I am a middle-aged woman who has been diagnosed as depressed. I’ve always been a spiritual person, but within the past few years I have begun to seriously question my faith. It’s nothing specific I can put my finger on; just this nagging feeling that I am alone in the world and no amount of doctrine or fellowship brings comfort. How do I feel close to God when my life feels like it has no meaning or purpose?
Tobin began by explaining: “People who suffer from depression sometimes get the wrong idea that how they’re feeling is a sign of their spiritual health, and it’s not necessarily the same. We can be feeling down, we can be depressed, and that has nothing to do with how strong our faith is.”
“Oftentimes, whether we’re sick with depression or with cancer, it affects how we’re feeling about our faith,” Schaeffer reiterated. “Sometimes it will draw somebody closer. Sometimes it will draw them away and make them question. I would let the person know that questioning your faith is a part of faith.”
In fact, even pastors doubt from time to time.
“They go through rough times in the church, they get depressed, and they begin to question the call.
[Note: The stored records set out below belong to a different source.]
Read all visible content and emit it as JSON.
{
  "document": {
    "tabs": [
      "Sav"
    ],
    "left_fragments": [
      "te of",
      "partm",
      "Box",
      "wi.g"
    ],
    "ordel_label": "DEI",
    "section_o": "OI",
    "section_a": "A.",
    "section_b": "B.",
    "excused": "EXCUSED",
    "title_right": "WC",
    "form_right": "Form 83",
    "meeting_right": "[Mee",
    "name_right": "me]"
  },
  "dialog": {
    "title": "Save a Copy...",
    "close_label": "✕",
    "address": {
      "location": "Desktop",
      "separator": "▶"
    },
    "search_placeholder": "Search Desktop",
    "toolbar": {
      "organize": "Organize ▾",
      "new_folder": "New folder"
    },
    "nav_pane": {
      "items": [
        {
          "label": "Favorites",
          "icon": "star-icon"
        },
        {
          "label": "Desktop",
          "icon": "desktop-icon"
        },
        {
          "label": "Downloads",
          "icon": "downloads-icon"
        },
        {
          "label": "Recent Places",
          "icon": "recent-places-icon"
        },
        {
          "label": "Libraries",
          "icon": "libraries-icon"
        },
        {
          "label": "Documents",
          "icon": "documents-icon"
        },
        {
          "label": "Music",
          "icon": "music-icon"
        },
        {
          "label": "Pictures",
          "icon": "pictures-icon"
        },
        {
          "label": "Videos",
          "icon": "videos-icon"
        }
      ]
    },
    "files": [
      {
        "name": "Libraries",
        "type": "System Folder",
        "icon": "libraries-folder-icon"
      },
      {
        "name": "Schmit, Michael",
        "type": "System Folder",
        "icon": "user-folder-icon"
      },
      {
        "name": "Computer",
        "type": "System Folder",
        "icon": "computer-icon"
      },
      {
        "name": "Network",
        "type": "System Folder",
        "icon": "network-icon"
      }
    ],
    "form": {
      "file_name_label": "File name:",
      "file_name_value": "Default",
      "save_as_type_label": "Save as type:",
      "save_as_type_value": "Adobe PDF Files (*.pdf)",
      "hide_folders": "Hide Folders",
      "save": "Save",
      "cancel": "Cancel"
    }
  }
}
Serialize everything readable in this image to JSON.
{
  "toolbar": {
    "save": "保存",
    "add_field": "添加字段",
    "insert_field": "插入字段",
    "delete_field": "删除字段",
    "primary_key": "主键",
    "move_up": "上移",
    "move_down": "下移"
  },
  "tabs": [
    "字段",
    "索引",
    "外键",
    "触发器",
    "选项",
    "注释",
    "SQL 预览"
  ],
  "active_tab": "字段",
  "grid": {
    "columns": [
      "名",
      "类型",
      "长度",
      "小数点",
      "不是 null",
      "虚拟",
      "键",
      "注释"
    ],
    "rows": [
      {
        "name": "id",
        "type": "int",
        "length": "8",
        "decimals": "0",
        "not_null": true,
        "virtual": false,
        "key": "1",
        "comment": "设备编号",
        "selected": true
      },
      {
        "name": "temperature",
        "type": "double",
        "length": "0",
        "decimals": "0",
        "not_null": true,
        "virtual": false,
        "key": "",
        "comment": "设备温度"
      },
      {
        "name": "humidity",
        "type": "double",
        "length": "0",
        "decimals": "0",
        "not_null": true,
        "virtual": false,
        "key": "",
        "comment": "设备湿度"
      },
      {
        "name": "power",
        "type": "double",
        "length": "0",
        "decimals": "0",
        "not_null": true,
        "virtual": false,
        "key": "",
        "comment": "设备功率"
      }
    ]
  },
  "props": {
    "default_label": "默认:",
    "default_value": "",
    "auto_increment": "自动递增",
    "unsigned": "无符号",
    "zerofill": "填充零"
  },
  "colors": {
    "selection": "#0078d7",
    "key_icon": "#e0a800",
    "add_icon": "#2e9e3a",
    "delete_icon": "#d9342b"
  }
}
It happens,” said Schaeffer.
Unlike some religious affiliations that discourage against anti-depressants, Schaeffer and Tobin were adamant that depression is an illness that can be treated.
“Some people get advice from well-meaning friends who are Christian, saying, ‘You shouldn’t take medicine; if you were strong enough in your faith you wouldn’t need medicine.’ That’s hogwash,” said Schaeffer.
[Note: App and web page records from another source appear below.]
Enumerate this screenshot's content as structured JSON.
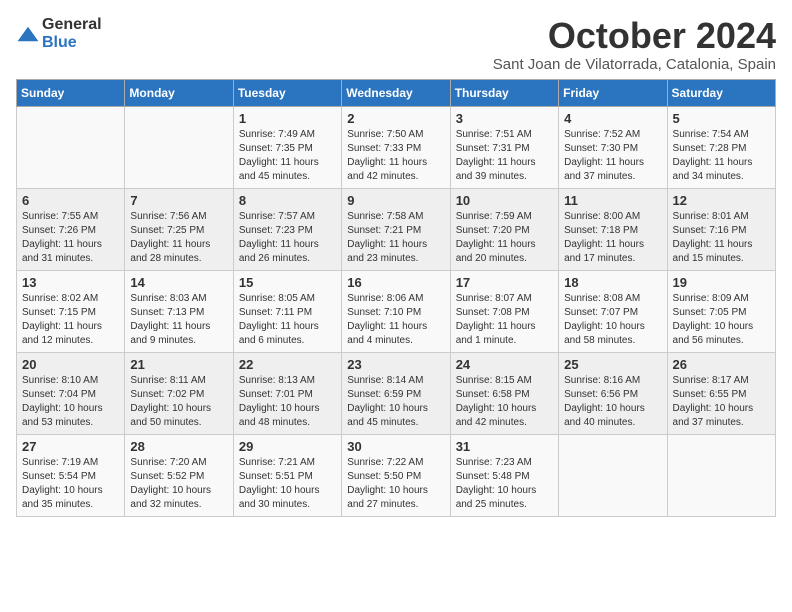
{
  "logo": {
    "general": "General",
    "blue": "Blue"
  },
  "header": {
    "month": "October 2024",
    "location": "Sant Joan de Vilatorrada, Catalonia, Spain"
  },
  "days_of_week": [
    "Sunday",
    "Monday",
    "Tuesday",
    "Wednesday",
    "Thursday",
    "Friday",
    "Saturday"
  ],
  "weeks": [
    [
      {
        "day": "",
        "detail": ""
      },
      {
        "day": "",
        "detail": ""
      },
      {
        "day": "1",
        "detail": "Sunrise: 7:49 AM\nSunset: 7:35 PM\nDaylight: 11 hours and 45 minutes."
      },
      {
        "day": "2",
        "detail": "Sunrise: 7:50 AM\nSunset: 7:33 PM\nDaylight: 11 hours and 42 minutes."
      },
      {
        "day": "3",
        "detail": "Sunrise: 7:51 AM\nSunset: 7:31 PM\nDaylight: 11 hours and 39 minutes."
      },
      {
        "day": "4",
        "detail": "Sunrise: 7:52 AM\nSunset: 7:30 PM\nDaylight: 11 hours and 37 minutes."
      },
      {
        "day": "5",
        "detail": "Sunrise: 7:54 AM\nSunset: 7:28 PM\nDaylight: 11 hours and 34 minutes."
      }
    ],
    [
      {
        "day": "6",
        "detail": "Sunrise: 7:55 AM\nSunset: 7:26 PM\nDaylight: 11 hours and 31 minutes."
      },
      {
        "day": "7",
        "detail": "Sunrise: 7:56 AM\nSunset: 7:25 PM\nDaylight: 11 hours and 28 minutes."
      },
      {
        "day": "8",
        "detail": "Sunrise: 7:57 AM\nSunset: 7:23 PM\nDaylight: 11 hours and 26 minutes."
      },
      {
        "day": "9",
        "detail": "Sunrise: 7:58 AM\nSunset: 7:21 PM\nDaylight: 11 hours and 23 minutes."
      },
      {
        "day": "10",
        "detail": "Sunrise: 7:59 AM\nSunset: 7:20 PM\nDaylight: 11 hours and 20 minutes."
      },
      {
        "day": "11",
        "detail": "Sunrise: 8:00 AM\nSunset: 7:18 PM\nDaylight: 11 hours and 17 minutes."
      },
      {
        "day": "12",
        "detail": "Sunrise: 8:01 AM\nSunset: 7:16 PM\nDaylight: 11 hours and 15 minutes."
      }
    ],
    [
      {
        "day": "13",
        "detail": "Sunrise: 8:02 AM\nSunset: 7:15 PM\nDaylight: 11 hours and 12 minutes."
      },
      {
        "day": "14",
        "detail": "Sunrise: 8:03 AM\nSunset: 7:13 PM\nDaylight: 11 hours and 9 minutes."
      },
      {
        "day": "15",
        "detail": "Sunrise: 8:05 AM\nSunset: 7:11 PM\nDaylight: 11 hours and 6 minutes."
      },
      {
        "day": "16",
        "detail": "Sunrise: 8:06 AM\nSunset: 7:10 PM\nDaylight: 11 hours and 4 minutes."
      },
      {
        "day": "17",
        "detail": "Sunrise: 8:07 AM\nSunset: 7:08 PM\nDaylight: 11 hours and 1 minute."
      },
      {
        "day": "18",
        "detail": "Sunrise: 8:08 AM\nSunset: 7:07 PM\nDaylight: 10 hours and 58 minutes."
      },
      {
        "day": "19",
        "detail": "Sunrise: 8:09 AM\nSunset: 7:05 PM\nDaylight: 10 hours and 56 minutes."
      }
    ],
    [
      {
        "day": "20",
        "detail": "Sunrise: 8:10 AM\nSunset: 7:04 PM\nDaylight: 10 hours and 53 minutes."
      },
      {
        "day": "21",
        "detail": "Sunrise: 8:11 AM\nSunset: 7:02 PM\nDaylight: 10 hours and 50 minutes."
      },
      {
        "day": "22",
        "detail": "Sunrise: 8:13 AM\nSunset: 7:01 PM\nDaylight: 10 hours and 48 minutes."
      },
      {
        "day": "23",
        "detail": "Sunrise: 8:14 AM\nSunset: 6:59 PM\nDaylight: 10 hours and 45 minutes."
      },
      {
        "day": "24",
        "detail": "Sunrise: 8:15 AM\nSunset: 6:58 PM\nDaylight: 10 hours and 42 minutes."
      },
      {
        "day": "25",
        "detail": "Sunrise: 8:16 AM\nSunset: 6:56 PM\nDaylight: 10 hours and 40 minutes."
      },
      {
        "day": "26",
        "detail": "Sunrise: 8:17 AM\nSunset: 6:55 PM\nDaylight: 10 hours and 37 minutes."
      }
    ],
    [
      {
        "day": "27",
        "detail": "Sunrise: 7:19 AM\nSunset: 5:54 PM\nDaylight: 10 hours and 35 minutes."
      },
      {
        "day": "28",
        "detail": "Sunrise: 7:20 AM\nSunset: 5:52 PM\nDaylight: 10 hours and 32 minutes."
      },
      {
        "day": "29",
        "detail": "Sunrise: 7:21 AM\nSunset: 5:51 PM\nDaylight: 10 hours and 30 minutes."
      },
      {
        "day": "30",
        "detail": "Sunrise: 7:22 AM\nSunset: 5:50 PM\nDaylight: 10 hours and 27 minutes."
      },
      {
        "day": "31",
        "detail": "Sunrise: 7:23 AM\nSunset: 5:48 PM\nDaylight: 10 hours and 25 minutes."
      },
      {
        "day": "",
        "detail": ""
      },
      {
        "day": "",
        "detail": ""
      }
    ]
  ]
}
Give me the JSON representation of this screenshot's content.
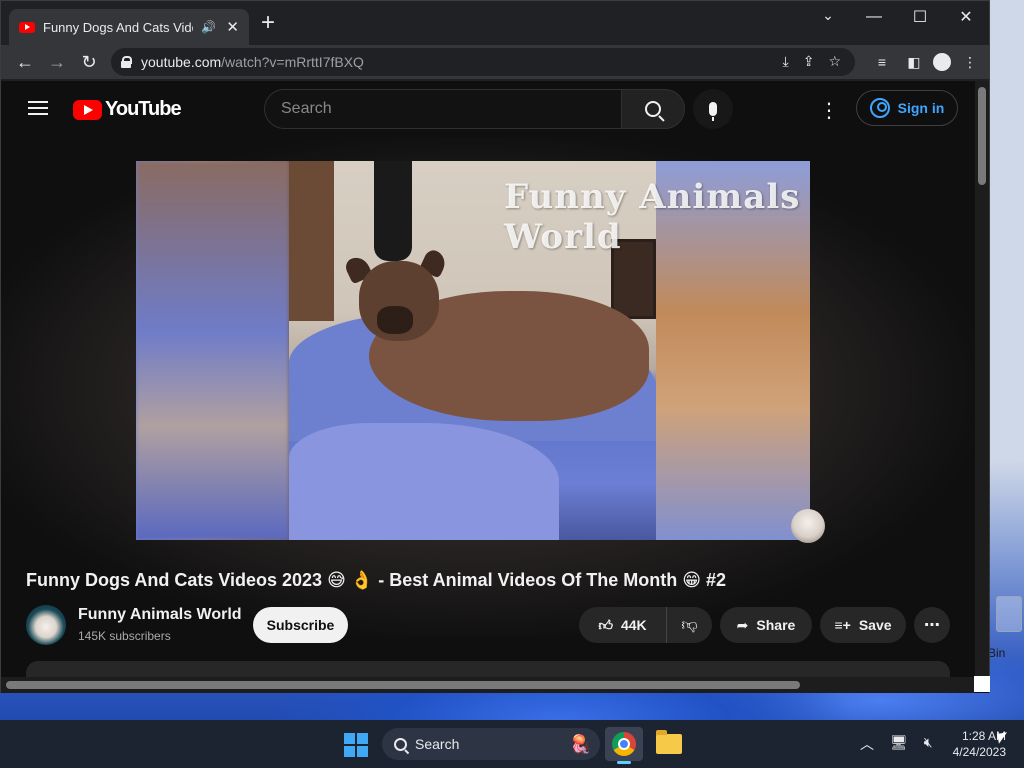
{
  "browser": {
    "tab_title": "Funny Dogs And Cats Videos",
    "url_domain": "youtube.com",
    "url_path": "/watch?v=mRrttI7fBXQ"
  },
  "youtube": {
    "logo_text": "YouTube",
    "search_placeholder": "Search",
    "signin_label": "Sign in",
    "video_watermark": "Funny Animals World",
    "video_title": "Funny Dogs And Cats Videos 2023 😅 👌 - Best Animal Videos Of The Month 😁 #2",
    "channel_name": "Funny Animals World",
    "subscribers": "145K subscribers",
    "subscribe_label": "Subscribe",
    "likes": "44K",
    "share_label": "Share",
    "save_label": "Save"
  },
  "desktop": {
    "recycle_bin_label": "Bin"
  },
  "taskbar": {
    "search_label": "Search",
    "time": "1:28 AM",
    "date": "4/24/2023"
  },
  "colors": {
    "brand_red": "#ff0000",
    "link_blue": "#3ea6ff",
    "page_bg": "#0f0f0f"
  }
}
“Do they not believe in medical care?” Tobin chimed in. “Would they tell a cancer patient, ‘Don’t get chemo’? Because that’s what [depression] is: an illness.”
Tobin’s church provides a mental-health support group, which helps people suffering from depression to “normalize their reality. Having six other people in the same room saying, ‘Yes, when I feel down, I feel like Jesus is a long way off,’ I think is very helpful for them.”
Simply acknowledging the common experience of suffering—and the unattainable illusion of saintly perfection—is a step toward healing. “The church is full of people who are depressed, angry, broken, struggling with depression, everything in the world,” said Tobin. “We’re not great people. We’re suffering people like everyone else. And we can come together and admit that and bless each other and be supportive.”
Both clergy agreed that the worst thing to do in a state of despair is withdraw from the world.
“It’s even more important for somebody suffering from depression to be with people, to be energized,” said Tobin.
And for those whose faith seems as fickle as a summer breeze, Tobin and Schaeffer offered some reassurance:
“There’s no ‘should’ to faith being strong,” Tobin said. “Faith is faith; you can’t put it on a continuum or scale. It’s where we put our trust. I’m putting my faith in the belief that this path that Jesus has laid out for me, which has to do with not being afraid of death—death meaning the many ways that we die in order to really truly live in the world—is the way to life, to wholeness. I would never say to someone, ‘You have to have a strong faith.’ Faith is faith; sometimes we feel like it’s strong, and sometimes it’s not.”
“I like to think this is a journey,” agreed Schaeffer. “There are peaks and valleys. Sometimes you want to pull away when things are bad, maybe out of fear that you’ve been bad and ‘God’s not gonna love me.’ That’s not the case. It’s unearned. God’s gonna love you no matter what.”
Tobin shared one of her favorite quotes: “‘Doubts are the ants in the pants of faith.’ Doubts are what get us going. I tell people that annually I go through this ‘What am I doing?’ phase. It’s just part of my experience as a pastor. I certainly expect that others have doubts and questions, and those are the things that actually take us to a deeper place in our faith journey.
“I don’t believe there are any pat answers out there,” she continued. “I think there are mostly only questions. And we learn answers for now, and answers change as we have more experience with God.”
Schaeffer offered the flip side of the coin.
“Sometimes we have more questions with experience, too.”